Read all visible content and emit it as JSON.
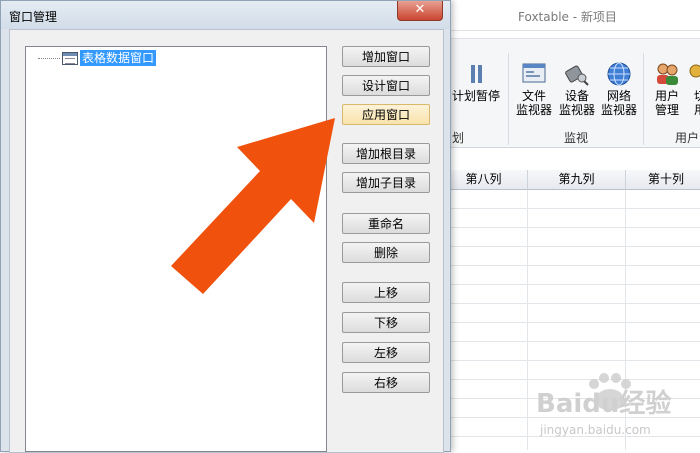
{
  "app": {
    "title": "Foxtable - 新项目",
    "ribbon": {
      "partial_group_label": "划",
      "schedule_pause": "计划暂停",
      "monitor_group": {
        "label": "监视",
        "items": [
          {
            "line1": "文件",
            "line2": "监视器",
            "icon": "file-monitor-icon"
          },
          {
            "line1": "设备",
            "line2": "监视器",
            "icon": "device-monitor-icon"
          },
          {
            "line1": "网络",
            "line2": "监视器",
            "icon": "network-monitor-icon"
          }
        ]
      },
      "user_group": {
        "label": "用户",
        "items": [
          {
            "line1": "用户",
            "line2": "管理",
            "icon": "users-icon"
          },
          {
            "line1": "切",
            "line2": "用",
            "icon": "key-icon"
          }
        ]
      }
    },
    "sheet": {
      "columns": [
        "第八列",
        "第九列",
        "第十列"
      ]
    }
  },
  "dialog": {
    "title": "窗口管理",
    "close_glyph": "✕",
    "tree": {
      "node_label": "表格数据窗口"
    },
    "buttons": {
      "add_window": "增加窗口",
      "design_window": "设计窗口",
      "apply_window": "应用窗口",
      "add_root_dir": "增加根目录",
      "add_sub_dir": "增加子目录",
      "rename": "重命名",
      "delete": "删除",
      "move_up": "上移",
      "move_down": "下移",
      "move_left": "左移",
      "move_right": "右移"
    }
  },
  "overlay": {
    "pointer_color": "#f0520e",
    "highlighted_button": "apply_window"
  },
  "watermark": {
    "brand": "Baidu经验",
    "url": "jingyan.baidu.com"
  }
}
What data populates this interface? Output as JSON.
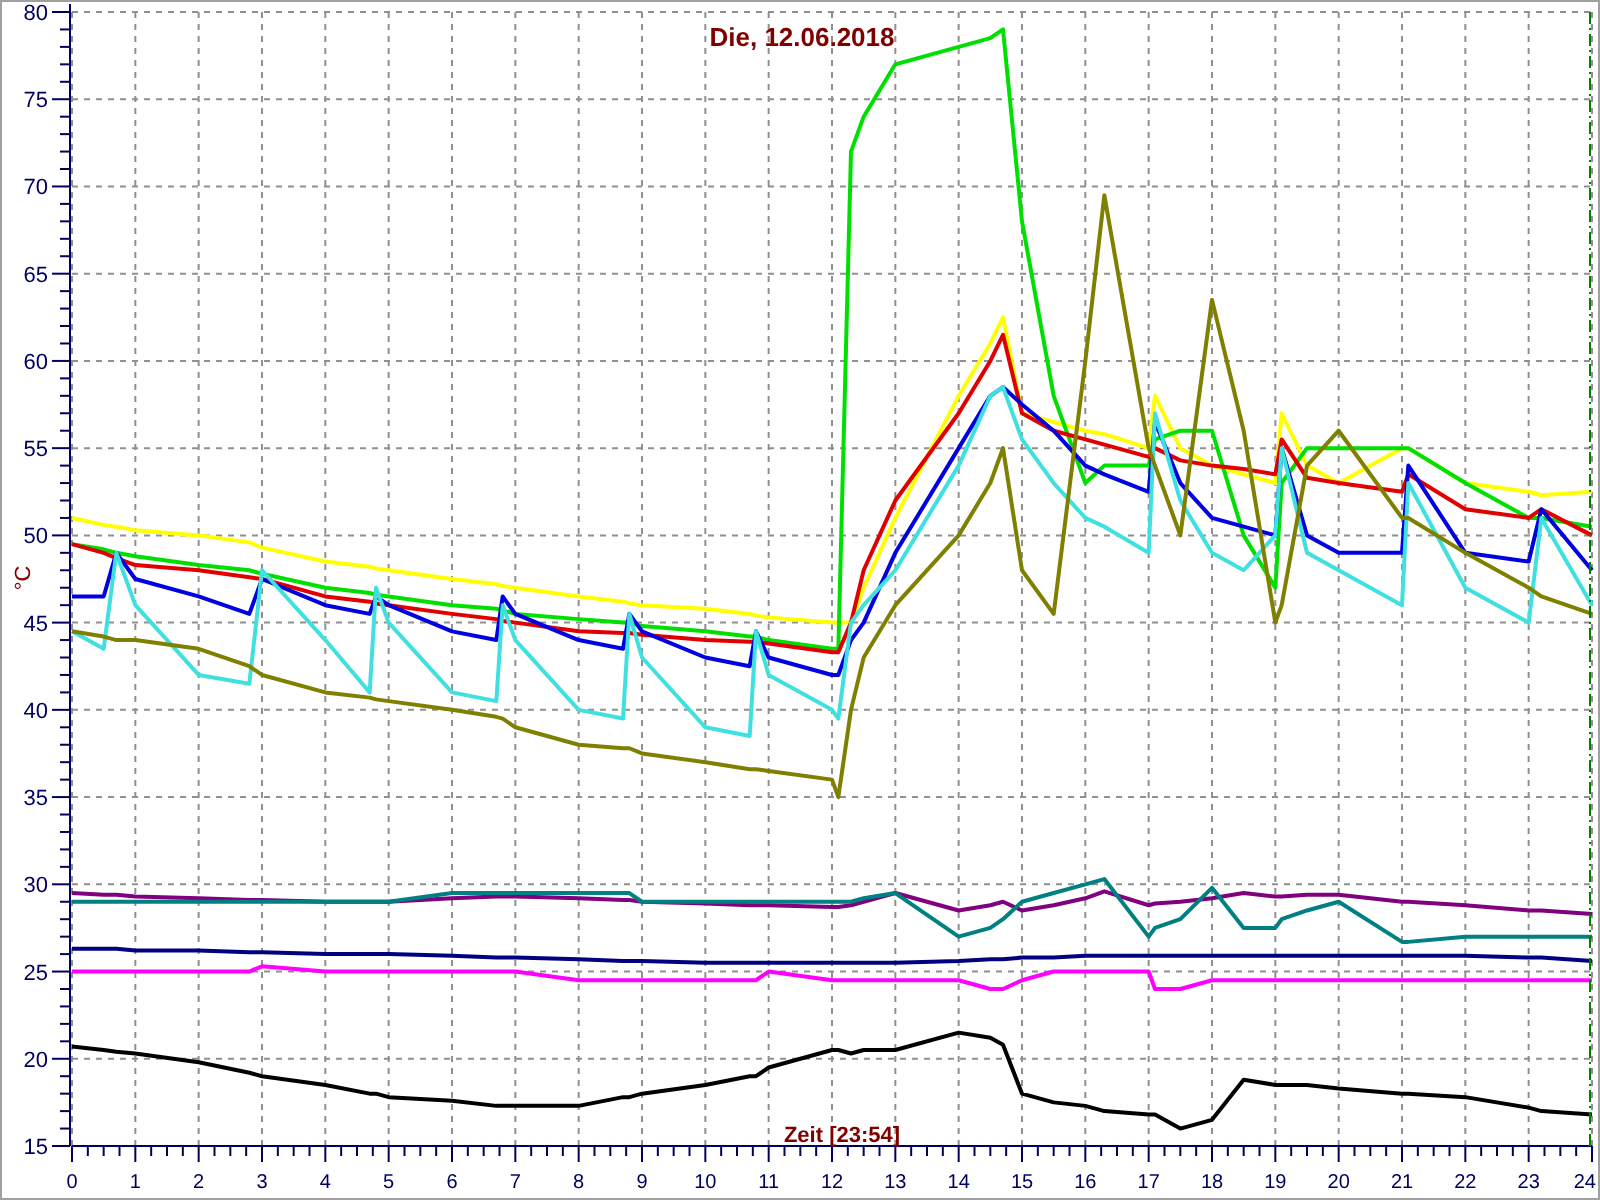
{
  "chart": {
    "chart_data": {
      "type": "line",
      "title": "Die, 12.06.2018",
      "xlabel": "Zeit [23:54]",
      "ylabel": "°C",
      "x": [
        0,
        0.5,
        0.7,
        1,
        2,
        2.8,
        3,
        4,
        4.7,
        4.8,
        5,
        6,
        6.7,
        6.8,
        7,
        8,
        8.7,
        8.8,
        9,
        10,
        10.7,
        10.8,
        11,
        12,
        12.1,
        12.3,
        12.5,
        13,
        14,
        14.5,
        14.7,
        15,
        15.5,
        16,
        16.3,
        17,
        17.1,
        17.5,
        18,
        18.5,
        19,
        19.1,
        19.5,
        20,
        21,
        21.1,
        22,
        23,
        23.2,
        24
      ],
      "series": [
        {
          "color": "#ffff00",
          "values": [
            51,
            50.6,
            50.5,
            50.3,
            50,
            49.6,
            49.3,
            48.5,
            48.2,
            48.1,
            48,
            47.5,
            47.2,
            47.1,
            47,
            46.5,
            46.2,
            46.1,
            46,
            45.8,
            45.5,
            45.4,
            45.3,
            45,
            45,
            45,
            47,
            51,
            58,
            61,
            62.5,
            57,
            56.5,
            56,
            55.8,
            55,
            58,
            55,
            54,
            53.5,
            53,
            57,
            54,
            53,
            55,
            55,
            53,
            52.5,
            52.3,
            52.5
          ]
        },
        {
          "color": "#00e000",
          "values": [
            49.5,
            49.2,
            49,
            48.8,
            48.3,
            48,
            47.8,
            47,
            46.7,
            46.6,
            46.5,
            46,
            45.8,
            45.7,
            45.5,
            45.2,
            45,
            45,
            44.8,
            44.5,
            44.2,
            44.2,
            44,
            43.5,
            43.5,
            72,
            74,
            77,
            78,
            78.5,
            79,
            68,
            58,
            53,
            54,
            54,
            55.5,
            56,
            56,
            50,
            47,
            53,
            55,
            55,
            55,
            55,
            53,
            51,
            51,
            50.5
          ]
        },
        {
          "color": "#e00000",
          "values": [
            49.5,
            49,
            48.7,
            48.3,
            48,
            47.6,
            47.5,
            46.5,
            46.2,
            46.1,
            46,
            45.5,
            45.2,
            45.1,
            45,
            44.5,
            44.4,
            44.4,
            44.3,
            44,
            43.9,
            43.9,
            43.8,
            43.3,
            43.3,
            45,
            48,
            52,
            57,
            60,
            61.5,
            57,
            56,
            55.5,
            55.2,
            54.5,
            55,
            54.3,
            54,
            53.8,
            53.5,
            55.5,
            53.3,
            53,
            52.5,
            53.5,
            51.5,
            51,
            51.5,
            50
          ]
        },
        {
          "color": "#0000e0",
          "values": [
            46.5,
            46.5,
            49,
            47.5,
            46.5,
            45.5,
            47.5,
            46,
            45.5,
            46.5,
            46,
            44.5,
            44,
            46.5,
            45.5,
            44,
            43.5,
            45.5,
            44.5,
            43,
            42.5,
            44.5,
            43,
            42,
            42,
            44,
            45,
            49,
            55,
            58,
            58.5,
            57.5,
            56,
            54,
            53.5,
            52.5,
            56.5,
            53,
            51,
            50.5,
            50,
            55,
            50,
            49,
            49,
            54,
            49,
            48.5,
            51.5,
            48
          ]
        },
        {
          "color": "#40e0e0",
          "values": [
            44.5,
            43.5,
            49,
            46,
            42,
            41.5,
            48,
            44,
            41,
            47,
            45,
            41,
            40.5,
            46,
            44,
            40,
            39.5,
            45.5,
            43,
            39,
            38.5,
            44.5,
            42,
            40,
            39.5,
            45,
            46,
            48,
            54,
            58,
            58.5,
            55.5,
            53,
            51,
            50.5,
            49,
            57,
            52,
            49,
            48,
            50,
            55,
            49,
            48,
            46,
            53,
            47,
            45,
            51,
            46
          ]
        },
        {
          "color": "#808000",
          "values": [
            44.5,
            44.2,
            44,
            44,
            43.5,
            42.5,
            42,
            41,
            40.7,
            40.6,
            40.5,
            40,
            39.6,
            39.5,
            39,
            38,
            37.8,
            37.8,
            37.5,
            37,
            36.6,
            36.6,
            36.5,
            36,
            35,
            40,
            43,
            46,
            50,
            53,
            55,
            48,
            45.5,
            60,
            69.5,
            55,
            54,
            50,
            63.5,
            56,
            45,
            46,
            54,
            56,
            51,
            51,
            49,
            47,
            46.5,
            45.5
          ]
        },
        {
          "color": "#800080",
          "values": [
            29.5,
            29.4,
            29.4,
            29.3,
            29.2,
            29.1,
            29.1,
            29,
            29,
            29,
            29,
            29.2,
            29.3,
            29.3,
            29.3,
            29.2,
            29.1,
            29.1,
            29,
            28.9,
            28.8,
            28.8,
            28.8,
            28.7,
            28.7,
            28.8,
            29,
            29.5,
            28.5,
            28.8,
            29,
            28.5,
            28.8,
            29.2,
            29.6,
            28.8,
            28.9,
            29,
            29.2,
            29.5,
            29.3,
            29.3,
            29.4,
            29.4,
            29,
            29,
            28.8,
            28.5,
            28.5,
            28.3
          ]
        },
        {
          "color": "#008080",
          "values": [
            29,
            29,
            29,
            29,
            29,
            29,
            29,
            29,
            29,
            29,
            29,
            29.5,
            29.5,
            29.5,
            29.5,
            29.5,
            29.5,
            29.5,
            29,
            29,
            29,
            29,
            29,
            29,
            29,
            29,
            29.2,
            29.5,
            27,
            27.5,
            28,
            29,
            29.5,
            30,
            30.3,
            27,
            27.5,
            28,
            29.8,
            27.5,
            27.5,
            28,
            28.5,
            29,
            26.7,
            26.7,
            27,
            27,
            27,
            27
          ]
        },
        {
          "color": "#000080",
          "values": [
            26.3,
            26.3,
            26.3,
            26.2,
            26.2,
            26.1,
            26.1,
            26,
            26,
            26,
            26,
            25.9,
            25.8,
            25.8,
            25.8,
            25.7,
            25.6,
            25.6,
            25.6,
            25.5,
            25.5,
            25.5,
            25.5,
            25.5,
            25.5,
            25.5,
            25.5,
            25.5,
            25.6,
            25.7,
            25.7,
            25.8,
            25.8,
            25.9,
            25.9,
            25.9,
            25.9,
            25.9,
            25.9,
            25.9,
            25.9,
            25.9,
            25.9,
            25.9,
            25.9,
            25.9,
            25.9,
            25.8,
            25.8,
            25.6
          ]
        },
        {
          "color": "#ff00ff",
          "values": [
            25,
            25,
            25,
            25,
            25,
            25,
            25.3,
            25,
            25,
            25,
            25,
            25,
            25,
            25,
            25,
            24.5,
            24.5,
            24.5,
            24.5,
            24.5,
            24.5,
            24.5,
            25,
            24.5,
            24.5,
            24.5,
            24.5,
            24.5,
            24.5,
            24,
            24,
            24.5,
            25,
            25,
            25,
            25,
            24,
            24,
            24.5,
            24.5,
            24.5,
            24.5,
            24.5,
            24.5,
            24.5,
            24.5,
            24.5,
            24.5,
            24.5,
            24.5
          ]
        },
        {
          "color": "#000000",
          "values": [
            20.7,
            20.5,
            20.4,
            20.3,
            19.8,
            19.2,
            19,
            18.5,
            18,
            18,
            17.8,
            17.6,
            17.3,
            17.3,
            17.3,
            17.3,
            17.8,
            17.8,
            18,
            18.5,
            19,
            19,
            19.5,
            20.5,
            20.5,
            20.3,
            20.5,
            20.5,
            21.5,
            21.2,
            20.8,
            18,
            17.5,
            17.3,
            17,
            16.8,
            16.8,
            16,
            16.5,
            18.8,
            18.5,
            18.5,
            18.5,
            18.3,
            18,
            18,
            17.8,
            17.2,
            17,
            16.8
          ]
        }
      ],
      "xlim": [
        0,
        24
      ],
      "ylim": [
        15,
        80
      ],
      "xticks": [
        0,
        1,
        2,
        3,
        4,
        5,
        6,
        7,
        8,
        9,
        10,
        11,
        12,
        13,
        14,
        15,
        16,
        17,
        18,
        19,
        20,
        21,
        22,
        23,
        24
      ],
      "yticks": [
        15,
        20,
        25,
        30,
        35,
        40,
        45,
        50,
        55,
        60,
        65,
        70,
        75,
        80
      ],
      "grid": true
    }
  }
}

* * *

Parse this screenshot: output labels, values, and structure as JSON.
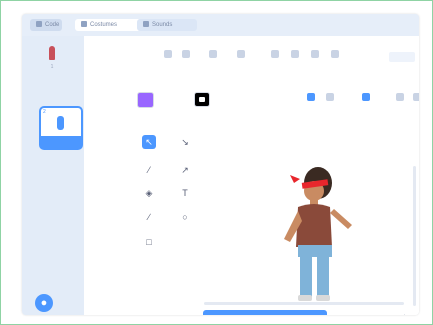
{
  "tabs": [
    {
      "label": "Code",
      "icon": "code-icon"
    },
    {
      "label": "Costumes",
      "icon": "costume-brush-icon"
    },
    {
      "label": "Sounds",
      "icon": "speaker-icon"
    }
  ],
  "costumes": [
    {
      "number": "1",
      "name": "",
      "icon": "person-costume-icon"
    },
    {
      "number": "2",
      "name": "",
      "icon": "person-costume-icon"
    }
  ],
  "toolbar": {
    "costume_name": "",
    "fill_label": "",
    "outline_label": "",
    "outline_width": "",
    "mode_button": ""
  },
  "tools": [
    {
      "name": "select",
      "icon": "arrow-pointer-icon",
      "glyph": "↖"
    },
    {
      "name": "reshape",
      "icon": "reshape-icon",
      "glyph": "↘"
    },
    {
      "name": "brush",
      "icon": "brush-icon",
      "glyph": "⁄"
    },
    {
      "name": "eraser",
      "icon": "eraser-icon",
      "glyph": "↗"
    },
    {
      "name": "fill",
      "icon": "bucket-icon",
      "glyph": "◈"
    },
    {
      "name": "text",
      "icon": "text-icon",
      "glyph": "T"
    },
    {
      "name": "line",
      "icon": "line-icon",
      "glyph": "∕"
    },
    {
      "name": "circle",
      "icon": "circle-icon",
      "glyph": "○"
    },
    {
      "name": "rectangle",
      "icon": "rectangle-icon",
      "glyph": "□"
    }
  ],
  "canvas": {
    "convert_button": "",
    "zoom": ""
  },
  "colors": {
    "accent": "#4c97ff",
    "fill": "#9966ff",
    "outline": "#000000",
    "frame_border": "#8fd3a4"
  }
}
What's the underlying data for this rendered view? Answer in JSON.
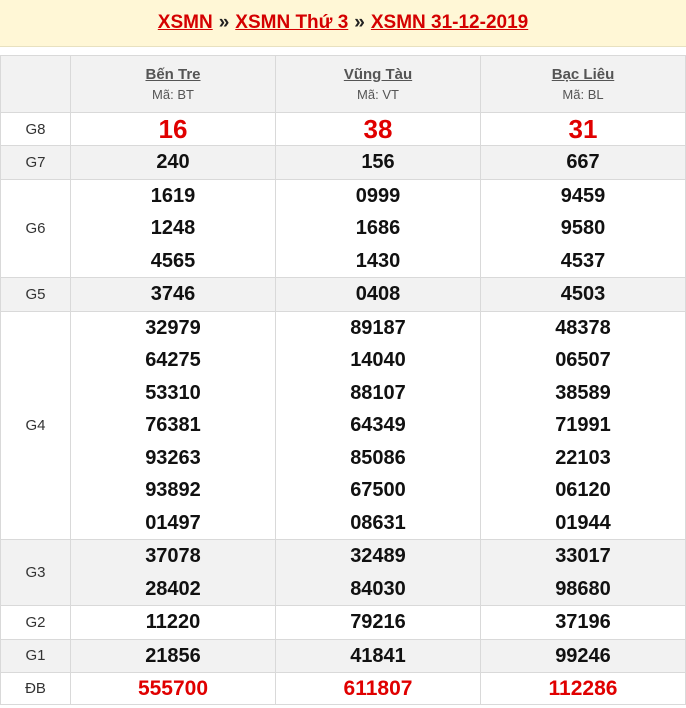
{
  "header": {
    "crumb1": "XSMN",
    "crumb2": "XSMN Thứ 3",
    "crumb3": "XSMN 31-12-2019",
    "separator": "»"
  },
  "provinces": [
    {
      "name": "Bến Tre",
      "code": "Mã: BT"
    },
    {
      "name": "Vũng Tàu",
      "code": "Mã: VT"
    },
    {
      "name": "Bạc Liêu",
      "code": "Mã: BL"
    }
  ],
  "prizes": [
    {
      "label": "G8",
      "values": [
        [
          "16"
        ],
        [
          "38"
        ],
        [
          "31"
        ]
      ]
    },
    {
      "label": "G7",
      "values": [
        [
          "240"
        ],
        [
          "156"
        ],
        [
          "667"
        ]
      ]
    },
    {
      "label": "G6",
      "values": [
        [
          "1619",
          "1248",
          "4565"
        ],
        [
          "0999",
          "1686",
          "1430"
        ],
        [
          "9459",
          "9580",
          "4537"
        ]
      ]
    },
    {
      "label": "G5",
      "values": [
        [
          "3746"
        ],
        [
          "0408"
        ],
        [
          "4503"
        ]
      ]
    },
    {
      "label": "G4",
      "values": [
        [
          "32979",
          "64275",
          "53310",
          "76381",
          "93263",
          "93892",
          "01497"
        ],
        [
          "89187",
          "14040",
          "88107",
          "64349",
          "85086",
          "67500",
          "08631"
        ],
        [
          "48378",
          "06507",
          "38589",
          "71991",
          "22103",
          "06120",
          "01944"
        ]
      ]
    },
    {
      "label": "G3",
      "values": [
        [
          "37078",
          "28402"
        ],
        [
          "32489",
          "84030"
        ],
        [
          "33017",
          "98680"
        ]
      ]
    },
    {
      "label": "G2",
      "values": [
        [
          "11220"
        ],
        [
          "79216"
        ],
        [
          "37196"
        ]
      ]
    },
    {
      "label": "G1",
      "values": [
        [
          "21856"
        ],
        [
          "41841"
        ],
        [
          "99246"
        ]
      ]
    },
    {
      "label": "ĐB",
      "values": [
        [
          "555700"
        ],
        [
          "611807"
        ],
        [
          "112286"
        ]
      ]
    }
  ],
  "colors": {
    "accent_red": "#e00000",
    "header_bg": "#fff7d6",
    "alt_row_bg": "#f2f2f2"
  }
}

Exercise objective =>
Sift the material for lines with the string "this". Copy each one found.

Task solution =>
What data populates this interface? Output as JSON.
Parse this screenshot: output labels, values, and structure as JSON.
What's the underlying data for this rendered view? Answer in JSON.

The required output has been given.